>>
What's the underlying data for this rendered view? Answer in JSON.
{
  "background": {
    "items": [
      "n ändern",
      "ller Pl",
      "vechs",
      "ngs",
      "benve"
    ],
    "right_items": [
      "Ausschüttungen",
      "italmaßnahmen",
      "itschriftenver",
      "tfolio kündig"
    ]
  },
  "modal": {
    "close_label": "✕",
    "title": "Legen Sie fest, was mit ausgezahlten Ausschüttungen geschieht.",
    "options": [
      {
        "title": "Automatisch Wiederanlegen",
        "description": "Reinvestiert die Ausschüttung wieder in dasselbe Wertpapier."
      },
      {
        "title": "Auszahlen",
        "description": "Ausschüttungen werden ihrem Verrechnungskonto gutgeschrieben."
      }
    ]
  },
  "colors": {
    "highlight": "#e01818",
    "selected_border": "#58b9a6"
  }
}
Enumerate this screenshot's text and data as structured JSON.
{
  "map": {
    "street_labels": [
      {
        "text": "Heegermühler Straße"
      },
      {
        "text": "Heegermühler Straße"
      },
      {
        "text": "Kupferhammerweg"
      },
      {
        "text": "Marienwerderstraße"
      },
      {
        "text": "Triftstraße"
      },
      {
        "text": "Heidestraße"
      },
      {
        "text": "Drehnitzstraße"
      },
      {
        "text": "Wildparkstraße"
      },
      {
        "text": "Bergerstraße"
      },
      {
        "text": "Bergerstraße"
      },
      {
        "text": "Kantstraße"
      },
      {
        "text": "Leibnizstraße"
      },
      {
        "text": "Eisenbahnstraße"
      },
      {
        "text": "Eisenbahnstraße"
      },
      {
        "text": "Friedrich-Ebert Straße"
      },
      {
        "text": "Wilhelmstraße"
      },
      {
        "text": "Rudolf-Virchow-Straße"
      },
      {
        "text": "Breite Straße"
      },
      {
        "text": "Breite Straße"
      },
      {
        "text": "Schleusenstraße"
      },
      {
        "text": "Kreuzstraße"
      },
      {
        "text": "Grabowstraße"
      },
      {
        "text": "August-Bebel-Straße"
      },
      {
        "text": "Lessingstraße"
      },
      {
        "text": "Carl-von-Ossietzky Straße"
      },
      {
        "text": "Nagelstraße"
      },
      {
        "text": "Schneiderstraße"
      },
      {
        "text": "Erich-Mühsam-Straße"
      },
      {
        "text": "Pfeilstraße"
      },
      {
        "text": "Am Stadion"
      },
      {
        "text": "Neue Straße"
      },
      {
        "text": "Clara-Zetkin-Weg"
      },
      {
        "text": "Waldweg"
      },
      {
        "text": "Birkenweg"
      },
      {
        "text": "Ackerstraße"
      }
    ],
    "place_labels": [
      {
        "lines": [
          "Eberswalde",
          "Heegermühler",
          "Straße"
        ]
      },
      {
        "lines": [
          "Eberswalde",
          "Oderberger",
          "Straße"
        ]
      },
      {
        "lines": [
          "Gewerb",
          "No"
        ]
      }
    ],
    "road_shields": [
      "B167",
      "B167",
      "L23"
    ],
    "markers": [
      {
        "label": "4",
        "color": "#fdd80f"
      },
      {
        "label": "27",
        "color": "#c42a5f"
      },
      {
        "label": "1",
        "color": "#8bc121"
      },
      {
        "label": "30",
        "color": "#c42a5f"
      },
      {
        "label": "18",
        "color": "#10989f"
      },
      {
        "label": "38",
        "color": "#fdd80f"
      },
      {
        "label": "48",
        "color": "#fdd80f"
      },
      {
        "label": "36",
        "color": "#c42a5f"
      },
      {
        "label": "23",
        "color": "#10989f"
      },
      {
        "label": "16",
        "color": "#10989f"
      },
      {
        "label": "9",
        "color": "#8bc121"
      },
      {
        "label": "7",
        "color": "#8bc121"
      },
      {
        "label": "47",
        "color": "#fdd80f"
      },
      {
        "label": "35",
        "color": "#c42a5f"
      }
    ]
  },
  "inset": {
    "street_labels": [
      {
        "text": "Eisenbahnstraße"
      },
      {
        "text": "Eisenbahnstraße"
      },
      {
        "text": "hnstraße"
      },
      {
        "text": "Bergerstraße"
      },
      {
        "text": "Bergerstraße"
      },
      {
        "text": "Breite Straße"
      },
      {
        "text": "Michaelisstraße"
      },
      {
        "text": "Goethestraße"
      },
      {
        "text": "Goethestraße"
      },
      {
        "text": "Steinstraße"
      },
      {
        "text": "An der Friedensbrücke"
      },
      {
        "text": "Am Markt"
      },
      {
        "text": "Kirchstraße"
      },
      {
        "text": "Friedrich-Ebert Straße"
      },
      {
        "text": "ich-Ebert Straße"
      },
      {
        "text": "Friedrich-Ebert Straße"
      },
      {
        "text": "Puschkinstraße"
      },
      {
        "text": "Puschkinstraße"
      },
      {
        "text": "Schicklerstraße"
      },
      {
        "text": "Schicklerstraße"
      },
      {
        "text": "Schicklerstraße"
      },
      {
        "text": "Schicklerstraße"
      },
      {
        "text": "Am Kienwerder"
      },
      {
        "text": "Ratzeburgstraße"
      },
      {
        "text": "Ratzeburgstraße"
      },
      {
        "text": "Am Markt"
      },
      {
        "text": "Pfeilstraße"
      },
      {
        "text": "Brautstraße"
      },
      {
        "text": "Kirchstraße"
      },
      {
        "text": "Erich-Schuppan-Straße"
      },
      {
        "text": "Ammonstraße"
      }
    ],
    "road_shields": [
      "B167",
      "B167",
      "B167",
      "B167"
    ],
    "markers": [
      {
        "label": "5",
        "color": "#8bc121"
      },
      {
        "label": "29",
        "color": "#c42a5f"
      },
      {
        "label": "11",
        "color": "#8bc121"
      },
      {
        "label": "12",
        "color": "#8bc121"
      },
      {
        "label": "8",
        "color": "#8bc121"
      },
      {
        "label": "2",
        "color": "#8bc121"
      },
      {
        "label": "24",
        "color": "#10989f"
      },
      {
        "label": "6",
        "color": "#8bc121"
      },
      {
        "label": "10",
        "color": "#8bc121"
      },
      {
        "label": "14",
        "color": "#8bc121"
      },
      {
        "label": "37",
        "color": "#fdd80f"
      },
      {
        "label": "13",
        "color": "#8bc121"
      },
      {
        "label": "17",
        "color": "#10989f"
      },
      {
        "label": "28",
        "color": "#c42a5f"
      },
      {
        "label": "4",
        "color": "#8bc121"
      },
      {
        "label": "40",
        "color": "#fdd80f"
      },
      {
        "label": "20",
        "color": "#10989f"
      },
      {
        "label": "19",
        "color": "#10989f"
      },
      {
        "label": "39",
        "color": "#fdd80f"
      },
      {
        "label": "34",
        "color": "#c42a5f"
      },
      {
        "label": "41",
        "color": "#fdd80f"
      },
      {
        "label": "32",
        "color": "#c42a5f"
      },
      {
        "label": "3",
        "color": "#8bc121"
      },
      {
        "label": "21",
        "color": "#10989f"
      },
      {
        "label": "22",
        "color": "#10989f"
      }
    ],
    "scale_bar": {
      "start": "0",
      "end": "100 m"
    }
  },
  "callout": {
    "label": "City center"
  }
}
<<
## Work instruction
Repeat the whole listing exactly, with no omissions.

## Your solution
What's the underlying data for this rendered view? Answer in JSON.
{
  "background": {
    "items": [
      "n ändern",
      "ller Pl",
      "vechs",
      "ngs",
      "benve"
    ],
    "right_items": [
      "Ausschüttungen",
      "italmaßnahmen",
      "itschriftenver",
      "tfolio kündig"
    ]
  },
  "modal": {
    "close_label": "✕",
    "title": "Legen Sie fest, was mit ausgezahlten Ausschüttungen geschieht.",
    "options": [
      {
        "title": "Automatisch Wiederanlegen",
        "description": "Reinvestiert die Ausschüttung wieder in dasselbe Wertpapier."
      },
      {
        "title": "Auszahlen",
        "description": "Ausschüttungen werden ihrem Verrechnungskonto gutgeschrieben."
      }
    ]
  },
  "colors": {
    "highlight": "#e01818",
    "selected_border": "#58b9a6"
  }
}
Enumerate this screenshot's text and data as structured JSON.
{
  "map": {
    "street_labels": [
      {
        "text": "Heegermühler Straße"
      },
      {
        "text": "Heegermühler Straße"
      },
      {
        "text": "Kupferhammerweg"
      },
      {
        "text": "Marienwerderstraße"
      },
      {
        "text": "Triftstraße"
      },
      {
        "text": "Heidestraße"
      },
      {
        "text": "Drehnitzstraße"
      },
      {
        "text": "Wildparkstraße"
      },
      {
        "text": "Bergerstraße"
      },
      {
        "text": "Bergerstraße"
      },
      {
        "text": "Kantstraße"
      },
      {
        "text": "Leibnizstraße"
      },
      {
        "text": "Eisenbahnstraße"
      },
      {
        "text": "Eisenbahnstraße"
      },
      {
        "text": "Friedrich-Ebert Straße"
      },
      {
        "text": "Wilhelmstraße"
      },
      {
        "text": "Rudolf-Virchow-Straße"
      },
      {
        "text": "Breite Straße"
      },
      {
        "text": "Breite Straße"
      },
      {
        "text": "Schleusenstraße"
      },
      {
        "text": "Kreuzstraße"
      },
      {
        "text": "Grabowstraße"
      },
      {
        "text": "August-Bebel-Straße"
      },
      {
        "text": "Lessingstraße"
      },
      {
        "text": "Carl-von-Ossietzky Straße"
      },
      {
        "text": "Nagelstraße"
      },
      {
        "text": "Schneiderstraße"
      },
      {
        "text": "Erich-Mühsam-Straße"
      },
      {
        "text": "Pfeilstraße"
      },
      {
        "text": "Am Stadion"
      },
      {
        "text": "Neue Straße"
      },
      {
        "text": "Clara-Zetkin-Weg"
      },
      {
        "text": "Waldweg"
      },
      {
        "text": "Birkenweg"
      },
      {
        "text": "Ackerstraße"
      }
    ],
    "place_labels": [
      {
        "lines": [
          "Eberswalde",
          "Heegermühler",
          "Straße"
        ]
      },
      {
        "lines": [
          "Eberswalde",
          "Oderberger",
          "Straße"
        ]
      },
      {
        "lines": [
          "Gewerb",
          "No"
        ]
      }
    ],
    "road_shields": [
      "B167",
      "B167",
      "L23"
    ],
    "markers": [
      {
        "label": "4",
        "color": "#fdd80f"
      },
      {
        "label": "27",
        "color": "#c42a5f"
      },
      {
        "label": "1",
        "color": "#8bc121"
      },
      {
        "label": "30",
        "color": "#c42a5f"
      },
      {
        "label": "18",
        "color": "#10989f"
      },
      {
        "label": "38",
        "color": "#fdd80f"
      },
      {
        "label": "48",
        "color": "#fdd80f"
      },
      {
        "label": "36",
        "color": "#c42a5f"
      },
      {
        "label": "23",
        "color": "#10989f"
      },
      {
        "label": "16",
        "color": "#10989f"
      },
      {
        "label": "9",
        "color": "#8bc121"
      },
      {
        "label": "7",
        "color": "#8bc121"
      },
      {
        "label": "47",
        "color": "#fdd80f"
      },
      {
        "label": "35",
        "color": "#c42a5f"
      }
    ]
  },
  "inset": {
    "street_labels": [
      {
        "text": "Eisenbahnstraße"
      },
      {
        "text": "Eisenbahnstraße"
      },
      {
        "text": "hnstraße"
      },
      {
        "text": "Bergerstraße"
      },
      {
        "text": "Bergerstraße"
      },
      {
        "text": "Breite Straße"
      },
      {
        "text": "Michaelisstraße"
      },
      {
        "text": "Goethestraße"
      },
      {
        "text": "Goethestraße"
      },
      {
        "text": "Steinstraße"
      },
      {
        "text": "An der Friedensbrücke"
      },
      {
        "text": "Am Markt"
      },
      {
        "text": "Kirchstraße"
      },
      {
        "text": "Friedrich-Ebert Straße"
      },
      {
        "text": "ich-Ebert Straße"
      },
      {
        "text": "Friedrich-Ebert Straße"
      },
      {
        "text": "Puschkinstraße"
      },
      {
        "text": "Puschkinstraße"
      },
      {
        "text": "Schicklerstraße"
      },
      {
        "text": "Schicklerstraße"
      },
      {
        "text": "Schicklerstraße"
      },
      {
        "text": "Schicklerstraße"
      },
      {
        "text": "Am Kienwerder"
      },
      {
        "text": "Ratzeburgstraße"
      },
      {
        "text": "Ratzeburgstraße"
      },
      {
        "text": "Am Markt"
      },
      {
        "text": "Pfeilstraße"
      },
      {
        "text": "Brautstraße"
      },
      {
        "text": "Kirchstraße"
      },
      {
        "text": "Erich-Schuppan-Straße"
      },
      {
        "text": "Ammonstraße"
      }
    ],
    "road_shields": [
      "B167",
      "B167",
      "B167",
      "B167"
    ],
    "markers": [
      {
        "label": "5",
        "color": "#8bc121"
      },
      {
        "label": "29",
        "color": "#c42a5f"
      },
      {
        "label": "11",
        "color": "#8bc121"
      },
      {
        "label": "12",
        "color": "#8bc121"
      },
      {
        "label": "8",
        "color": "#8bc121"
      },
      {
        "label": "2",
        "color": "#8bc121"
      },
      {
        "label": "24",
        "color": "#10989f"
      },
      {
        "label": "6",
        "color": "#8bc121"
      },
      {
        "label": "10",
        "color": "#8bc121"
      },
      {
        "label": "14",
        "color": "#8bc121"
      },
      {
        "label": "37",
        "color": "#fdd80f"
      },
      {
        "label": "13",
        "color": "#8bc121"
      },
      {
        "label": "17",
        "color": "#10989f"
      },
      {
        "label": "28",
        "color": "#c42a5f"
      },
      {
        "label": "4",
        "color": "#8bc121"
      },
      {
        "label": "40",
        "color": "#fdd80f"
      },
      {
        "label": "20",
        "color": "#10989f"
      },
      {
        "label": "19",
        "color": "#10989f"
      },
      {
        "label": "39",
        "color": "#fdd80f"
      },
      {
        "label": "34",
        "color": "#c42a5f"
      },
      {
        "label": "41",
        "color": "#fdd80f"
      },
      {
        "label": "32",
        "color": "#c42a5f"
      },
      {
        "label": "3",
        "color": "#8bc121"
      },
      {
        "label": "21",
        "color": "#10989f"
      },
      {
        "label": "22",
        "color": "#10989f"
      }
    ],
    "scale_bar": {
      "start": "0",
      "end": "100 m"
    }
  },
  "callout": {
    "label": "City center"
  }
}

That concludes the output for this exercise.